The purpose of this clinical investigation was to compare the new resorbable collagen membrane, Bio-Gide, to the conventional expanded polytetrafluoroethylene material (Gore-Tex) for guided bone regeneration in situations involving exposed implant surfaces. Over a 2-year period, 25 split-mouth patients were treated randomly: one defect site was treated with Bio-Gide and the other defect site with Gore-Tex; all 84 defects were filled with Bio-Oss and covered with the respective membrane. The defect types, their dimensions, and their morphology were measured in detail initially and at re-entry to allow for calculation of the exposed implant surface. Changes in defect surface for both types of membranes were statistically significant (P < .0001); however, no statistical significance (P > .94) could be detected between the two membranes. The mean average percentage of bone fill was 92% for Bio-Gide and 78% for Gore-Tex sites. In the latter group, 44% wound dehiscences and/or premature membrane removal occurred.
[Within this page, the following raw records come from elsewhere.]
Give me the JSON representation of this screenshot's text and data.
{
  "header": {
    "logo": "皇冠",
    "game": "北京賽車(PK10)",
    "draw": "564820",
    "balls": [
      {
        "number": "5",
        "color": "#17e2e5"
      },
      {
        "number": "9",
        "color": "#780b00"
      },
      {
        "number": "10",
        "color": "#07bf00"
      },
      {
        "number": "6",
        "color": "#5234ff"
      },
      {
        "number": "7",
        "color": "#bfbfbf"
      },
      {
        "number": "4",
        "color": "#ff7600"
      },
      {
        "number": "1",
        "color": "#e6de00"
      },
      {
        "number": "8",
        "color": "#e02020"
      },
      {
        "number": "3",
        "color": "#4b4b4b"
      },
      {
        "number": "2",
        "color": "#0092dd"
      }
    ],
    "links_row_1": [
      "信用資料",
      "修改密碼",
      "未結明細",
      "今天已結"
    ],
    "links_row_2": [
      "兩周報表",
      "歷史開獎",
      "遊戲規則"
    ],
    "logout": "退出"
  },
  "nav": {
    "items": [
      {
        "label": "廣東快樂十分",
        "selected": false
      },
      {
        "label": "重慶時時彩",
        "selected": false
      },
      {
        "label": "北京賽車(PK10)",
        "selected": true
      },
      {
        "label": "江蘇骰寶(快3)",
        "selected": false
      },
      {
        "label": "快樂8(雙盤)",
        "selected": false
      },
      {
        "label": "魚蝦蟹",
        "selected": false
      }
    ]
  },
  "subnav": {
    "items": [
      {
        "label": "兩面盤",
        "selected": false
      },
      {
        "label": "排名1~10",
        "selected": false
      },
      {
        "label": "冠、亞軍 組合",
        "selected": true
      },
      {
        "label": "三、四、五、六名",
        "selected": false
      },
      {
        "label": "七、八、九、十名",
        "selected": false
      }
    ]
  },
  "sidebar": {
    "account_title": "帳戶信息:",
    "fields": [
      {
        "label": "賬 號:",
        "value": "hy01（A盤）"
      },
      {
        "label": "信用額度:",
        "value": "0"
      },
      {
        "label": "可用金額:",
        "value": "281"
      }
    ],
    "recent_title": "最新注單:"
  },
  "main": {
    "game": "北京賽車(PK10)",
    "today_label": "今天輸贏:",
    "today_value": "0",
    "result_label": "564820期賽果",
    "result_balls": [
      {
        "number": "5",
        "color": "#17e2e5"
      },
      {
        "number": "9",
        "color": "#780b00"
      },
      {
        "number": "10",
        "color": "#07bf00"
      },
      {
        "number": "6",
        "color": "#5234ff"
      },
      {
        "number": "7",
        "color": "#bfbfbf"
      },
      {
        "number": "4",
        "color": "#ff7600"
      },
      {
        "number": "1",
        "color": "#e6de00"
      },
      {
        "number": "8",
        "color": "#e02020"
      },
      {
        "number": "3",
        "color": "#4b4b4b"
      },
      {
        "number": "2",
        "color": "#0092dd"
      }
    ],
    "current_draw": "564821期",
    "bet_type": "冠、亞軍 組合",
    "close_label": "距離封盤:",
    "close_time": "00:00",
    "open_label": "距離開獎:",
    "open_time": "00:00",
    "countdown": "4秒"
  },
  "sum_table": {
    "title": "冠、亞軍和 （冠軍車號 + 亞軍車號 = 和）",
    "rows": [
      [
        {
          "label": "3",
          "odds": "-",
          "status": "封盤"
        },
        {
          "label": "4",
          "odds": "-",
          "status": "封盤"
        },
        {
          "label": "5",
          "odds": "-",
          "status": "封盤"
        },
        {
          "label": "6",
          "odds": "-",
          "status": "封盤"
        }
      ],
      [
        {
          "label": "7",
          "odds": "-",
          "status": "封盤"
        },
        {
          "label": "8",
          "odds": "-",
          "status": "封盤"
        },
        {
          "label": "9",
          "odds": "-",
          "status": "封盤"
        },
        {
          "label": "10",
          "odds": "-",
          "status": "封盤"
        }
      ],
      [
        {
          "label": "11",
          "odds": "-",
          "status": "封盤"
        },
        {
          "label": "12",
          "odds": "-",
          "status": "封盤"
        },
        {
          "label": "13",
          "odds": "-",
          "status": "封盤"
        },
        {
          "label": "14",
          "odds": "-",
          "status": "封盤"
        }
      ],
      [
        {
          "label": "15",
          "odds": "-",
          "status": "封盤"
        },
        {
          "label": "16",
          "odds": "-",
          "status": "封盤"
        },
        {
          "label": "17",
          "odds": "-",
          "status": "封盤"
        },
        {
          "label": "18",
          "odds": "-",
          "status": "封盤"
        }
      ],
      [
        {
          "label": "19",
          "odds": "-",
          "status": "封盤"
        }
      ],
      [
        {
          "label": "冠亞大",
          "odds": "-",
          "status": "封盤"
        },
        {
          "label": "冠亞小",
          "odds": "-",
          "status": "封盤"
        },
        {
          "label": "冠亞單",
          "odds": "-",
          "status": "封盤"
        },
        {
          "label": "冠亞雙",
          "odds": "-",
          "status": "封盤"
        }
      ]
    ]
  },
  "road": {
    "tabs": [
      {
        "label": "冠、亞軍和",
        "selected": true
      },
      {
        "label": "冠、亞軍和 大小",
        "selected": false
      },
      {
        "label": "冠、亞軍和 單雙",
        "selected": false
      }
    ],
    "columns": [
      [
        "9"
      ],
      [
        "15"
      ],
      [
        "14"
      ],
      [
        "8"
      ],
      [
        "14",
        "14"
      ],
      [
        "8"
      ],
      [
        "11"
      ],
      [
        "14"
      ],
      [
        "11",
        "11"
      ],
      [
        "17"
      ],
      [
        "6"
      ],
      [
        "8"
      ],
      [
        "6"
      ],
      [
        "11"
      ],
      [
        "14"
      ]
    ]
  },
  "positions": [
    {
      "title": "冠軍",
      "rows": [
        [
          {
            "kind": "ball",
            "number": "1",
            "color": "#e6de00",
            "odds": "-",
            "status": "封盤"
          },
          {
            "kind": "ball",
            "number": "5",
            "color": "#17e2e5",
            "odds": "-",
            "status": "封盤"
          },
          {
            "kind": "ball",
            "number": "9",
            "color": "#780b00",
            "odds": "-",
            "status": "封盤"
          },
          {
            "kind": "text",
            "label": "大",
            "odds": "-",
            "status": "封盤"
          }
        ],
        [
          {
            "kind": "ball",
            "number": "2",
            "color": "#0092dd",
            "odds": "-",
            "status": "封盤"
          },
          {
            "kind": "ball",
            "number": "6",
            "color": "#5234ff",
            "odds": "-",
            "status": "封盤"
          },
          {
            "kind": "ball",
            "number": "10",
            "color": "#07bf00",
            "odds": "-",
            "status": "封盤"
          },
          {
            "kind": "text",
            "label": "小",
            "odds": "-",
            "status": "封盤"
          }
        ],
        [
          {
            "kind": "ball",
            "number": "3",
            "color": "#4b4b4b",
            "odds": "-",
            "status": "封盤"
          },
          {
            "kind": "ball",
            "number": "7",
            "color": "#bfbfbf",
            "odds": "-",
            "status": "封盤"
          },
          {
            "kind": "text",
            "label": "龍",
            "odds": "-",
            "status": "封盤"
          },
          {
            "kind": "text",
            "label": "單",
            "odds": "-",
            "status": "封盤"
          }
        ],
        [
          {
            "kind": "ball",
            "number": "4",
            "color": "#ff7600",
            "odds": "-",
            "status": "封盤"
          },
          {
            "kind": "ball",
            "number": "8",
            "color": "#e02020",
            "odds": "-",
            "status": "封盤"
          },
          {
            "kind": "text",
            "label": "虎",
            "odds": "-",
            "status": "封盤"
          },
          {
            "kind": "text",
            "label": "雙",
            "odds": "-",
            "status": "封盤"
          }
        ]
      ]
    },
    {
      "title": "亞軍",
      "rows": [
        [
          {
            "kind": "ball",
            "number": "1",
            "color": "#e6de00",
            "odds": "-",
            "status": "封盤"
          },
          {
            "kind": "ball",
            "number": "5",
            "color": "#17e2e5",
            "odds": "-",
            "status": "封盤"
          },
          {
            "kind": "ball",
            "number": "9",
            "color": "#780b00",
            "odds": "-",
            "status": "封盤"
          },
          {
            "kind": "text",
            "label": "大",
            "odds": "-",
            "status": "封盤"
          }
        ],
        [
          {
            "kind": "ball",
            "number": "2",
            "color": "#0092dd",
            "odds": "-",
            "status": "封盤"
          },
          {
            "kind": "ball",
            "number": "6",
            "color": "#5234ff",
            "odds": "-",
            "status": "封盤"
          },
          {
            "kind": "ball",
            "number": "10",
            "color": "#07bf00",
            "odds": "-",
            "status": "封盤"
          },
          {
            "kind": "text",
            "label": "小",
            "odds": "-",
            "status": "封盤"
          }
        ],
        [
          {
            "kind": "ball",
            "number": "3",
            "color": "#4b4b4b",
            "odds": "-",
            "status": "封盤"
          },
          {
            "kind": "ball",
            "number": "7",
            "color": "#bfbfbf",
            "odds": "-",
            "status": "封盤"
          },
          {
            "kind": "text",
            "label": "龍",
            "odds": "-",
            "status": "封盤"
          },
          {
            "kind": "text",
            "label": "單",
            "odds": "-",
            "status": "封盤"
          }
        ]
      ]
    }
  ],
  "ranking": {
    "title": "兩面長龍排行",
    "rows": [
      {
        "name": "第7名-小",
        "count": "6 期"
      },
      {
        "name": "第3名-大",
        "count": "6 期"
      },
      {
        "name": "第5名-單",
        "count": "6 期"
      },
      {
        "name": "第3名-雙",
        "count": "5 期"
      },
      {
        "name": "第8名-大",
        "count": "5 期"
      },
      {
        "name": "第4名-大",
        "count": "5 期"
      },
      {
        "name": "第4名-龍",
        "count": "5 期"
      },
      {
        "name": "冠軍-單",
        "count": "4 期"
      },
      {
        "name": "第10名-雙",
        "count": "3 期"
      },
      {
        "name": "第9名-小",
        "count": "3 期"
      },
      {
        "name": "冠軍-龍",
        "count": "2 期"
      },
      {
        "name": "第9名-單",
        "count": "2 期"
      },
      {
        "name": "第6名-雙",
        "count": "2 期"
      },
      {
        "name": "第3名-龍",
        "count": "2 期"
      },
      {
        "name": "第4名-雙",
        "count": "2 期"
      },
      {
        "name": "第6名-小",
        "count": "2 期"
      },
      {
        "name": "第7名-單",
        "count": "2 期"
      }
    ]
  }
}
The resorbable membrane, Bio-Gide, in combination with a bone graft, can be a useful alternative to the well-established expanded polytetrafluoroethylene membranes.
Keywords: biodegradable membranes, Bio-Oss, defect morphology, guided bone regeneration, implants, membrane exposures, nonresorbable membranes, timing of implant placement